=== Input for this task ===
• • • •

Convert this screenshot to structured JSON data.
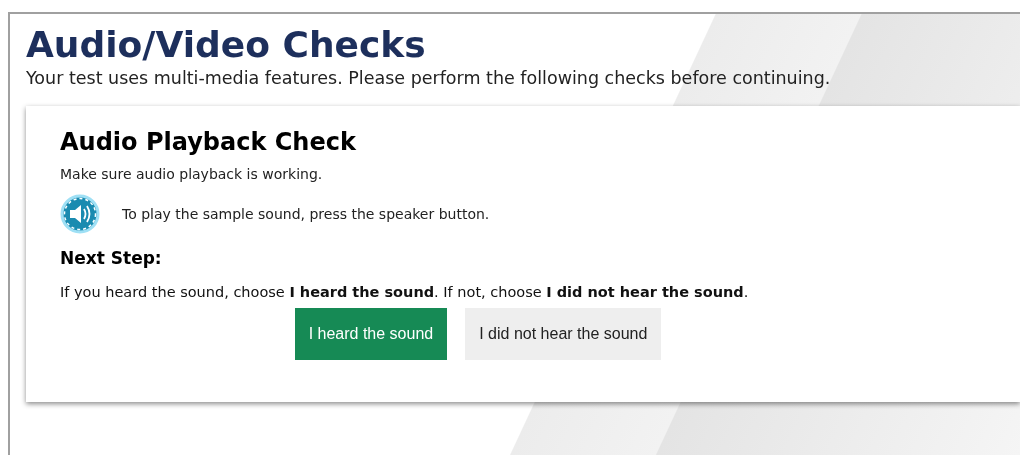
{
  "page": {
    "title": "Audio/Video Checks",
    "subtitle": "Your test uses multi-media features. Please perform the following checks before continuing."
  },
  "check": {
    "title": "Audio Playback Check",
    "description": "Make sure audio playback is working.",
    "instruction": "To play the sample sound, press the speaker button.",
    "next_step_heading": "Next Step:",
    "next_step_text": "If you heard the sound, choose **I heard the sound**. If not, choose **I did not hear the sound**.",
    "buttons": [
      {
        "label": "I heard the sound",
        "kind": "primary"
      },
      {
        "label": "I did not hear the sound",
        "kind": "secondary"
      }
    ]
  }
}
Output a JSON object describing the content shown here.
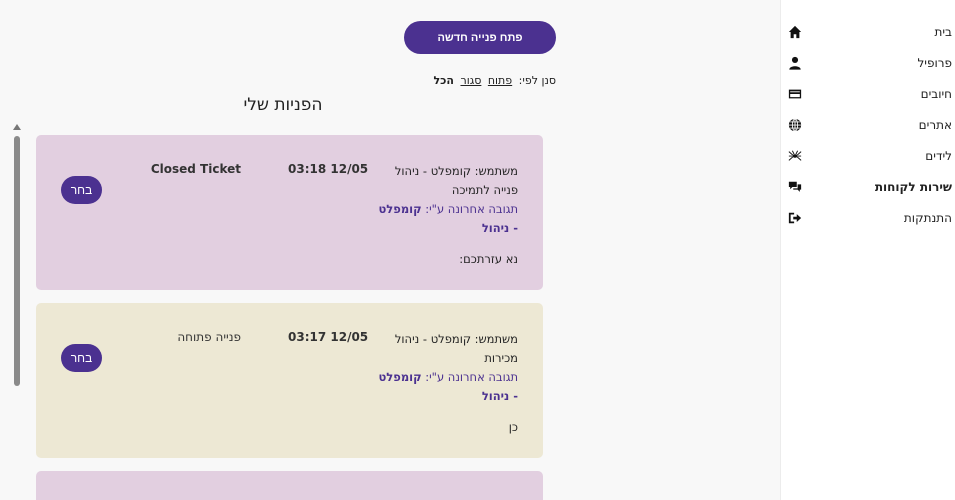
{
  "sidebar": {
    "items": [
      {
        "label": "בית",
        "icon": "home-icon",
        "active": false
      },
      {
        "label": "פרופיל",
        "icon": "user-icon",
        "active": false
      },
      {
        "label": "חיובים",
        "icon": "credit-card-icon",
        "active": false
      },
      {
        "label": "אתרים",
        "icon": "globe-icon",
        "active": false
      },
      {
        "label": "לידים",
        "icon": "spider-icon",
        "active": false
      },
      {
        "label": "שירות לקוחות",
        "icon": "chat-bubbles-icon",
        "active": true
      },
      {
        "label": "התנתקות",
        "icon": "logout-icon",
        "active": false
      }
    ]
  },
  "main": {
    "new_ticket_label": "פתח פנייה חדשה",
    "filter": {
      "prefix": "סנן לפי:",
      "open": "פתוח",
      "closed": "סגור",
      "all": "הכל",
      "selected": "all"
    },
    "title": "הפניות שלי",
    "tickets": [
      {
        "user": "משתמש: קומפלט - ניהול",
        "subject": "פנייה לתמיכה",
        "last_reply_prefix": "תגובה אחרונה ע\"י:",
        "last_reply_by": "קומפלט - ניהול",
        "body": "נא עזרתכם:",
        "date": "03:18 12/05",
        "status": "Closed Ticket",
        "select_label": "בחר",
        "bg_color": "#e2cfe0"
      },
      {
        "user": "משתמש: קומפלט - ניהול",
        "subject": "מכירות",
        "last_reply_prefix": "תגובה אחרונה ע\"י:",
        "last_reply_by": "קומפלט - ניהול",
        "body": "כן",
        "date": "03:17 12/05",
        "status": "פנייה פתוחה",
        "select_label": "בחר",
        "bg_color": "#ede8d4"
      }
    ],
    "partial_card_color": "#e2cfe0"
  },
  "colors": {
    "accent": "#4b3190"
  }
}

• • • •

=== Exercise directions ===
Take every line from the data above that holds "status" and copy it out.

=== Solved exercise ===
        "status": "Closed Ticket",
        "status": "פנייה פתוחה",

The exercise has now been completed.